You probably know that Kentucky makes some mighty tasty bourbon, plays some mighty good college basketball (Universities of Kentucky and Louisville: shout out!) and raises and races the fastest horses in the world.
What you may not know is that it also builds and flies small spacecraft doing high value work in space, that young astro-engineers in the commonwealth are gaining commercially valuable experience and that, like exploration in any other extreme environment, experimental work in the dark and irradiated void of space delivers benefits to you and me.
One example: because hauling around bulky vacuum tubes wasn't practical, Apollo-era engineers created the integrated circuit. That breakthrough, now indispensable to every consumer electronic device on the planet, made it possible for the lunar astronauts to fly, control and communicate inside the lunar landing module. They flew the (primitive) software that flew the spacecraft.
Space exploration presents other challenges with Earthly payoffs.
What, for example, is the role of gravity in cellular and genetic expression? Controlling for that implacable, eternal force with a series of rapid, iterative experiments aboard the ISS may surrender clues that lead to successful therapies for terrible diseases on Earth. If that sounds like a stretch, consider this: the atoms and molecules that make up more complex structures like amino acids and proteins in your body were fused in ancient starry furnaces. We are stardust.
To tackle these questions and many others that have yet to be asked, the first business accelerator specifically for space enterprises and entrepreneurs - sorry Peter Thiel! - has been created in Kentucky. Applications are being accepted.
Other Kentucky craft in a very small class of free-flying spacecraft called Cubesats will characterize remnant X-ray energies originating from the Big Bang, and make serious contributions to Big Picture cosmology. Still more target the DIY space-enthusiast, pushing the envelope on functionality and cost. What's the minimal size for a working, communicating spacecraft? These "femto-class" craft will launch this fall and are designed to deorbit after a period of time, harmlessly vaporizing in the upper reaches of the atmosphere, leaving no trace of their existence.
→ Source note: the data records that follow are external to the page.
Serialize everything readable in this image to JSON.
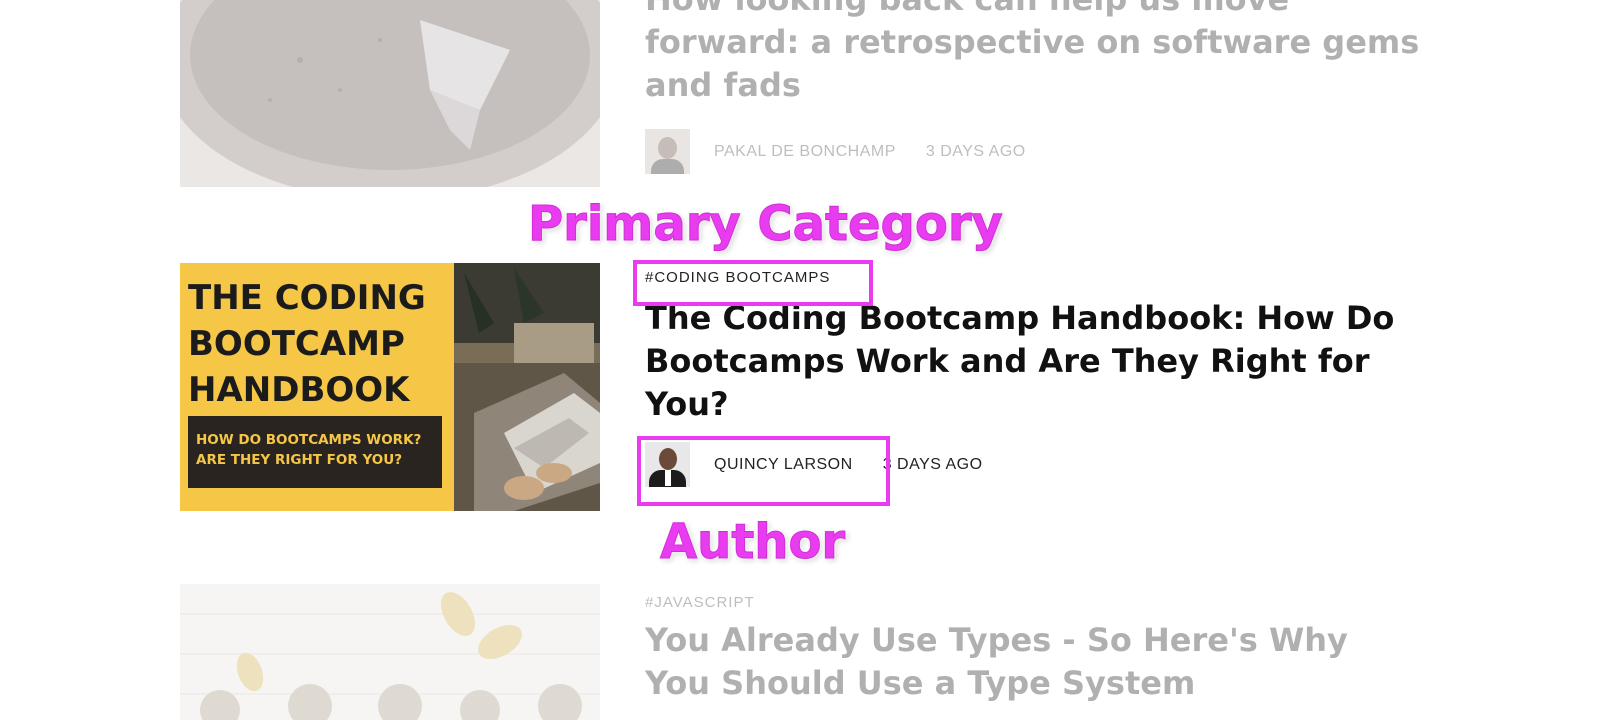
{
  "posts": [
    {
      "title": "How looking back can help us move forward: a retrospective on software gems and fads",
      "author": "PAKAL DE BONCHAMP",
      "date": "3 DAYS AGO"
    },
    {
      "tag": "#CODING BOOTCAMPS",
      "title": "The Coding Bootcamp Handbook: How Do Bootcamps Work and Are They Right for You?",
      "author": "QUINCY LARSON",
      "date": "3 DAYS AGO",
      "image": {
        "heading": "THE CODING BOOTCAMP HANDBOOK",
        "subheading": "HOW DO BOOTCAMPS WORK? ARE THEY RIGHT FOR YOU?",
        "bg_color": "#f6c746",
        "box_color": "#2a2420"
      }
    },
    {
      "tag": "#JAVASCRIPT",
      "title": "You Already Use Types - So Here's Why You Should Use a Type System"
    }
  ],
  "annotations": {
    "category_label": "Primary Category",
    "author_label": "Author",
    "color": "#e93cf0"
  }
}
Still others, like twin spacecraft pictured above, will test technologies like a stellar sextant, which will compare pictures of star fields to precisely locate themselves in the vast three dimensions of space, and, at the local level, back out that information to determine the tumble and roll rates of the craft taking the pictures. Scheduled for next month, one of these two craft is safely buttoned up inside its launch vehicle as I write this. Its flight will depend, as these things so often do, on the schedule of much larger and much more expensive spacecraft, which in this case is MAVEN. That craft set to leave Earth on Nov. 18 and will gather data on Mars' atmosphere when it reaches the Red Planet. Should for some reason MAVEN not fly on Nov. 18, KySat-2 could go as early as November 19.
Kentucky Space will share a specific launch date and time for KySat-2 with you via the @kyspace twitter account (please follow!) when it has it, and include a link so that you can watch the launch live. Once on orbit, amateur radio enthusiasts in backyards across the state will be able to hear and, using software created for the task, decode some data delivered by the craft. If you're interested, read about the development of KySat-2 in the "K2 Tuesdays" series over at the Kentucky Space web site.